Chinese authorities said the additional barriers set by India for investors from specific countries violate World Trade Organisation‘s principle of non-discrimination and go against the general trend of liberalisation and facilitation of trade and investment.
“More importantly, they do not conform to the consensus of G20 leaders and trade ministers to realise a free, fair, non-discriminatory, transparent, predictable and stable trade and investment environment, and to keep our markets open,” said a statement issued by the Chinese Embassy.
Companies make choices based on market principles. “We hope India will revise relevant discriminatory practices, treat investments from different countries equally, and foster an open, fair and equitable business environment,” said the statement by the Spokesperson of the Chinese Embassy in India, Counselor Ji Rong.
On April 18, the Department for Promotion of Industry and Internal Trade (DPIIT) had revised its foreign investment policy, making it much difficult for companies from countries sharing a land border with India, including China, to invest in the country.

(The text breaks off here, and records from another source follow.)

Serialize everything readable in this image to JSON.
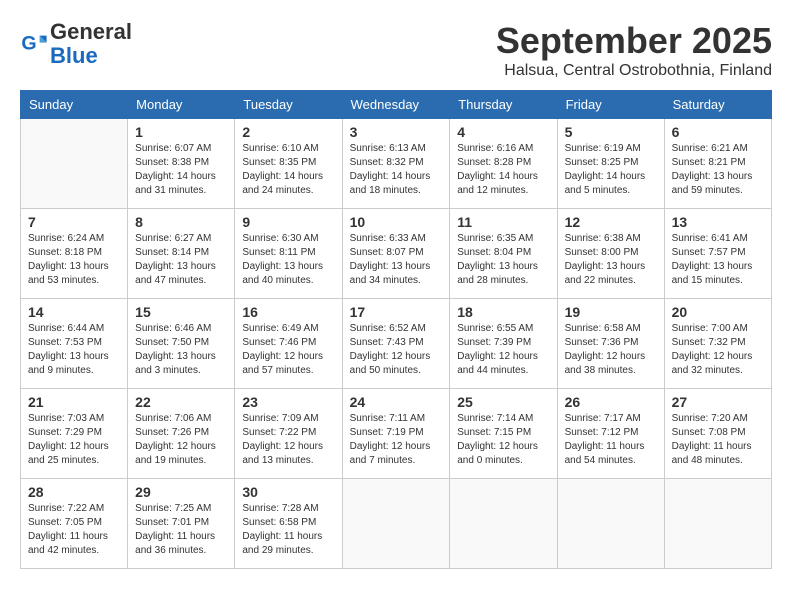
{
  "header": {
    "logo_general": "General",
    "logo_blue": "Blue",
    "month": "September 2025",
    "location": "Halsua, Central Ostrobothnia, Finland"
  },
  "weekdays": [
    "Sunday",
    "Monday",
    "Tuesday",
    "Wednesday",
    "Thursday",
    "Friday",
    "Saturday"
  ],
  "weeks": [
    [
      {
        "day": "",
        "info": ""
      },
      {
        "day": "1",
        "info": "Sunrise: 6:07 AM\nSunset: 8:38 PM\nDaylight: 14 hours\nand 31 minutes."
      },
      {
        "day": "2",
        "info": "Sunrise: 6:10 AM\nSunset: 8:35 PM\nDaylight: 14 hours\nand 24 minutes."
      },
      {
        "day": "3",
        "info": "Sunrise: 6:13 AM\nSunset: 8:32 PM\nDaylight: 14 hours\nand 18 minutes."
      },
      {
        "day": "4",
        "info": "Sunrise: 6:16 AM\nSunset: 8:28 PM\nDaylight: 14 hours\nand 12 minutes."
      },
      {
        "day": "5",
        "info": "Sunrise: 6:19 AM\nSunset: 8:25 PM\nDaylight: 14 hours\nand 5 minutes."
      },
      {
        "day": "6",
        "info": "Sunrise: 6:21 AM\nSunset: 8:21 PM\nDaylight: 13 hours\nand 59 minutes."
      }
    ],
    [
      {
        "day": "7",
        "info": "Sunrise: 6:24 AM\nSunset: 8:18 PM\nDaylight: 13 hours\nand 53 minutes."
      },
      {
        "day": "8",
        "info": "Sunrise: 6:27 AM\nSunset: 8:14 PM\nDaylight: 13 hours\nand 47 minutes."
      },
      {
        "day": "9",
        "info": "Sunrise: 6:30 AM\nSunset: 8:11 PM\nDaylight: 13 hours\nand 40 minutes."
      },
      {
        "day": "10",
        "info": "Sunrise: 6:33 AM\nSunset: 8:07 PM\nDaylight: 13 hours\nand 34 minutes."
      },
      {
        "day": "11",
        "info": "Sunrise: 6:35 AM\nSunset: 8:04 PM\nDaylight: 13 hours\nand 28 minutes."
      },
      {
        "day": "12",
        "info": "Sunrise: 6:38 AM\nSunset: 8:00 PM\nDaylight: 13 hours\nand 22 minutes."
      },
      {
        "day": "13",
        "info": "Sunrise: 6:41 AM\nSunset: 7:57 PM\nDaylight: 13 hours\nand 15 minutes."
      }
    ],
    [
      {
        "day": "14",
        "info": "Sunrise: 6:44 AM\nSunset: 7:53 PM\nDaylight: 13 hours\nand 9 minutes."
      },
      {
        "day": "15",
        "info": "Sunrise: 6:46 AM\nSunset: 7:50 PM\nDaylight: 13 hours\nand 3 minutes."
      },
      {
        "day": "16",
        "info": "Sunrise: 6:49 AM\nSunset: 7:46 PM\nDaylight: 12 hours\nand 57 minutes."
      },
      {
        "day": "17",
        "info": "Sunrise: 6:52 AM\nSunset: 7:43 PM\nDaylight: 12 hours\nand 50 minutes."
      },
      {
        "day": "18",
        "info": "Sunrise: 6:55 AM\nSunset: 7:39 PM\nDaylight: 12 hours\nand 44 minutes."
      },
      {
        "day": "19",
        "info": "Sunrise: 6:58 AM\nSunset: 7:36 PM\nDaylight: 12 hours\nand 38 minutes."
      },
      {
        "day": "20",
        "info": "Sunrise: 7:00 AM\nSunset: 7:32 PM\nDaylight: 12 hours\nand 32 minutes."
      }
    ],
    [
      {
        "day": "21",
        "info": "Sunrise: 7:03 AM\nSunset: 7:29 PM\nDaylight: 12 hours\nand 25 minutes."
      },
      {
        "day": "22",
        "info": "Sunrise: 7:06 AM\nSunset: 7:26 PM\nDaylight: 12 hours\nand 19 minutes."
      },
      {
        "day": "23",
        "info": "Sunrise: 7:09 AM\nSunset: 7:22 PM\nDaylight: 12 hours\nand 13 minutes."
      },
      {
        "day": "24",
        "info": "Sunrise: 7:11 AM\nSunset: 7:19 PM\nDaylight: 12 hours\nand 7 minutes."
      },
      {
        "day": "25",
        "info": "Sunrise: 7:14 AM\nSunset: 7:15 PM\nDaylight: 12 hours\nand 0 minutes."
      },
      {
        "day": "26",
        "info": "Sunrise: 7:17 AM\nSunset: 7:12 PM\nDaylight: 11 hours\nand 54 minutes."
      },
      {
        "day": "27",
        "info": "Sunrise: 7:20 AM\nSunset: 7:08 PM\nDaylight: 11 hours\nand 48 minutes."
      }
    ],
    [
      {
        "day": "28",
        "info": "Sunrise: 7:22 AM\nSunset: 7:05 PM\nDaylight: 11 hours\nand 42 minutes."
      },
      {
        "day": "29",
        "info": "Sunrise: 7:25 AM\nSunset: 7:01 PM\nDaylight: 11 hours\nand 36 minutes."
      },
      {
        "day": "30",
        "info": "Sunrise: 7:28 AM\nSunset: 6:58 PM\nDaylight: 11 hours\nand 29 minutes."
      },
      {
        "day": "",
        "info": ""
      },
      {
        "day": "",
        "info": ""
      },
      {
        "day": "",
        "info": ""
      },
      {
        "day": "",
        "info": ""
      }
    ]
  ]
}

As of December 2019, China’s cumulative investment in India has exceeded eight billion dollars, far more than the total investments of India’s other border-sharing countries. “The impact of the policy on Chinese investors is clear.” The statement said Chinese investment has driven the development of India’s industries like mobile phones, household electrical appliances, infrastructure and automobile besides creating a large number of jobs in India and promoting mutually beneficial and win-win cooperation.
“Chinese enterprises actively made donations to help India fight COVID-19 epidemic,” it said adding that where companies choose to invest and operate depends on the country’s economic fundamentals and business environment.
“Facing the economic downturn caused by COVID-19, countries should work together to create a favourable investment environment to speed up the resumption of companies’ production and operation.”